Sweetwater Creek by Anne Rivers Siddons – One of my first trips back to the library I picked up the three books Siddons had written in the last decade (about the time I stopped reading her books for no reason, having read and loved everything she’d written up to that point). I love this book. It reminds me of her early works. Emily Parmenter is the epitome of a strong Southern ARS gal and the South Carolina low country sparkles. It may be a bit of a formulaic coming-of-age story to some, but not I am guessing to any Southern belle.
The Ghost Bride by Yangsze Choo – Inspired by the Chinese ghost stories she read as a child, Choo sets her novel in 19th-century Malacca, the British colony in what is now Malaysia. A beautiful young poor woman (cue Jane Austen) is asked by her opium-addicted father if she would like to become a ghost bride. Thus begins her adventure into a world of evil spirits and not-quite-human heroes. I so enjoyed this book I picked up a copy of Strange Tales from a Chinese Studio, a collection of several hundred supernatural Chinese tales – some of which inspired Choo.

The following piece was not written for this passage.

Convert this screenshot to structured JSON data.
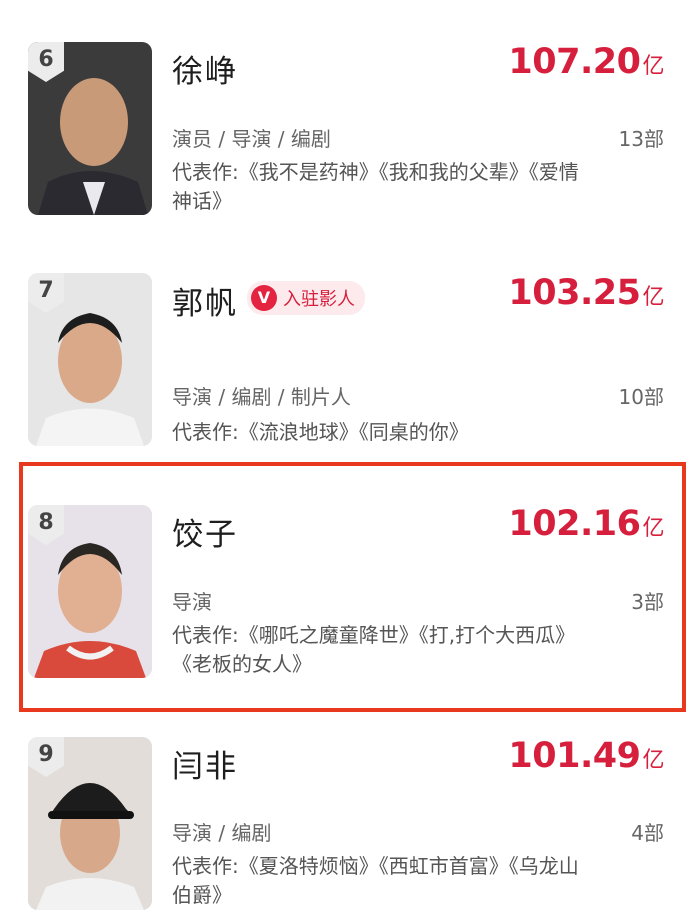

The Witching Hour (First in series of Mayfair Witches Saga) by Anne Rice – I almost listed this in the “bad” section, but the first half was really good – so… The nearly 1,000 page
novel tome spans several centuries and multiple generations in the lives of the New Orleans based Mayfair family. Each generation is cursed by a protective spirit. You’ve got enormous wealth, beautiful architecture, crazy people, the roaring Twenties, incest galore, sailing…. It’s a good summer beach or snowy winter read. Note, by the ending I was DONE. Definitely not reading the other two books.
H is for Hawk by Helen Macdonald – READ IT!!! Check out the NYT review here. All I am saying. A gift to readers.
Superstorm: Nine Days Inside Hurricane Sandy by Kathryn Miles – Well written! I found myself fascinated by weather folk and learning about Superstorm Sandy in a completely different way. Read it!!
Burnt Mountain and Off Season both novels by Anne Rivers Siddons – my favorite Southern novelist needs to put down the pen. The former I found unreadable and the latter I enjoyed all the way till the end. Trust me, just Google “ending of Off Season” for the rants. I have loved reading tales by Anne River Siddons since a stranger who knew just enough about me to know I would love Siddons gifted me her copy of Colony (a marriage of South Carolina’s Low Country and the coast of Maine), That this endowment happened while on a schooner sailing across Penobscot Bay in my young(est) adulthood only amplified my affection for Siddons writing. She has gifted us Southern gals with so many wonderful tales. I want her to walk away the extraordinarily classy woman she is before things get worse (as in these two novels).
Primates of Park Avenue by Wednesday Martin is an indulgent boorish read the NY Post calls a bunch of lies – and fyi I believe them for once. The publicist of this book calls her Dian Fossey (without actually knowing anything about her) and Martin thinks of herself as a Jane Goodall – AS IF! What I get for turning to In Style Magazine for my airy summer read.